Whether dressing for the workplace, school or for a day around downtown Kent, the outfit you choose from your closet may be affecting the way people assess you, according to recent studies completed by Harvard University Business School students.
Veering away from the “normal fashion” trend is indicated to increase the level of respect and perceived status from peers, according to studies conducted by Harvard, Columbia and American University.

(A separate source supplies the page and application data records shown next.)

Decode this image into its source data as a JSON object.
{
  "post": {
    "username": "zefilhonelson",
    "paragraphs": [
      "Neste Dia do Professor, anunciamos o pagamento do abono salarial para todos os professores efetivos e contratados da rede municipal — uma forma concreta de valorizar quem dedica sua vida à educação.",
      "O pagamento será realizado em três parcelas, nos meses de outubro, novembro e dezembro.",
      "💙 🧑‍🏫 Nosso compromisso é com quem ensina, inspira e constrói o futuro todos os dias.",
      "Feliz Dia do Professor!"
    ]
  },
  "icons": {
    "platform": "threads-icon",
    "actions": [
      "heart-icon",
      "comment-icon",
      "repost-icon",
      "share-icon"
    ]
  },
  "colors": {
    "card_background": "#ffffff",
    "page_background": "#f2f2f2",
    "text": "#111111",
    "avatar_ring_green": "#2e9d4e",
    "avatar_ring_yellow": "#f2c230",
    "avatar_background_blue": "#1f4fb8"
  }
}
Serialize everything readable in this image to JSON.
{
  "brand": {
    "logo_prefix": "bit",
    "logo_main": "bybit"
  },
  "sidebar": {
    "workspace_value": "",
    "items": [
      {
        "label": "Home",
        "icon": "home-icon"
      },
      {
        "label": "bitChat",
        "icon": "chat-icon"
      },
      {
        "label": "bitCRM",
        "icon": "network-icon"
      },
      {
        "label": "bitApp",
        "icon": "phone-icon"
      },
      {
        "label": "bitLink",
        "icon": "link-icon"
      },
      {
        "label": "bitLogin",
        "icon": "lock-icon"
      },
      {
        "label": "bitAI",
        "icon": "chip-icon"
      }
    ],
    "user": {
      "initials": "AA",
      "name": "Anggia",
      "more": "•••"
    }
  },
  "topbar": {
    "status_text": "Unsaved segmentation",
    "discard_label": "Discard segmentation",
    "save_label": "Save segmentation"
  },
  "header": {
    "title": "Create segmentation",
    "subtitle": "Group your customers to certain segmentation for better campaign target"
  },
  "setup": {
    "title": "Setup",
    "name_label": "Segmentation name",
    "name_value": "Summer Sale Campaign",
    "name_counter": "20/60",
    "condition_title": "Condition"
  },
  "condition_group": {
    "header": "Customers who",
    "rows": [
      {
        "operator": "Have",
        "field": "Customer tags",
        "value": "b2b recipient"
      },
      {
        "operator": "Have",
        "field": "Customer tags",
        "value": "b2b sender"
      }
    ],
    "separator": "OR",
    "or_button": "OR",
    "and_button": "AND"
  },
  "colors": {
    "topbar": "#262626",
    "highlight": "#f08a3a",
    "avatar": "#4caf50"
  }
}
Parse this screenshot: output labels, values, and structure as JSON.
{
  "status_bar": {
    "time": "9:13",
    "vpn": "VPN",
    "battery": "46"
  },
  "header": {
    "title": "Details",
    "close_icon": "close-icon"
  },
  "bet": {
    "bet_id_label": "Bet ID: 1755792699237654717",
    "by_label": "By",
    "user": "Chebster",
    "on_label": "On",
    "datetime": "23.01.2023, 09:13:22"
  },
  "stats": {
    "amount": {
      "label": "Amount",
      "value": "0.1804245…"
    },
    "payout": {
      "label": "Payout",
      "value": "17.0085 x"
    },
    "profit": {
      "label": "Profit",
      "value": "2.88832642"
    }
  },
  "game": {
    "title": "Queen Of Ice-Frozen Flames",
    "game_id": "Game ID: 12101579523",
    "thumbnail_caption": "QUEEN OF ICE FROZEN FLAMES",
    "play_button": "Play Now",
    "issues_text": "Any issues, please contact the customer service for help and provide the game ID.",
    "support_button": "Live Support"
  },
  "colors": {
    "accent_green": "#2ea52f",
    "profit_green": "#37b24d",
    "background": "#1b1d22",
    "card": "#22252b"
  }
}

Researchers speculated fashion and respect are closely tied and conducted a series of studies to follow.
“Being a professor, it is certainly beneficial to be respected by students — after all, it is more likely for them to remember what professors teach if they consider them to be influential and to have status in their respective fields,” says Francesca Gino, a behavioral scientist and professor at Harvard Business School. “So, to enhance my status in their eyes, I often dress down in nonconforming ways. I once taught a 90-minute executive education class at Harvard Business School wearing a pair of (nonconforming) red Converse sneakers…and a suit.”
The “Red Sneakers Effect” was coined by Gino, based off of a collection of observations and feedback from students on the non traditional choice work attire. Gino later contributed the findings to the full study completed by additional authors Silvia Bellezza and Anat Keinan.
Doctoral student Silvia Bellezza set to Milan to complete her study on the effects of clothing and the associated perceptions of others that follow. Feedback from local designer shop owners reveals shoppers dressed in casual gym attire are seemingly more likely to make a purchase, based on their confidence to step into a luxury brand boutique without portraying the need to prove wealth by shopping in expensive designer apparel.
In correspondence with the recent findings, confidence is a key component in fashion and how people perceive you. Additional student-conducted studies in the Boston community conclude a direct correlation between non traditional fashion and confidence in an individual.
Facebook CEO Mark Zuckerberg is notoriously seen sporting a simple T-shirt or solid grey sweatshirt, whether he is inside his California office space or making a public appearance. In a nutshell, the Red Sneakers Effect encompasses the main idea of inferring status based on nontraditional fashion choices. While conformity generally holds an intention to gain approval, evidence shows otherwise as the “Red Sneakers Effect” is the fashion way of the future as successful industry workers such as Zuckerberg and Gaga demonstrate.
“This research indicates that Western cultures tend to embrace individualism,” Silvia Bellezza, researcher of the so-called “Red Sneakers Effect,” states in Journal of Consumer Research. “Individualists construe themselves as independent and unique, and they value characteristics that distinguish themselves from other members of the group.”
While the studies do not recommend arriving at a professional job interview wearing a sweat suit, mixing in an unusual fashion choice throughout the week can exude a unique sense of influence and confidence.
The newfound fashion trend has less emphasis on the range of simplicity or cost of the outfit and more emphasis on originality. Conformity is a way of the past, and 2018 is all about being different.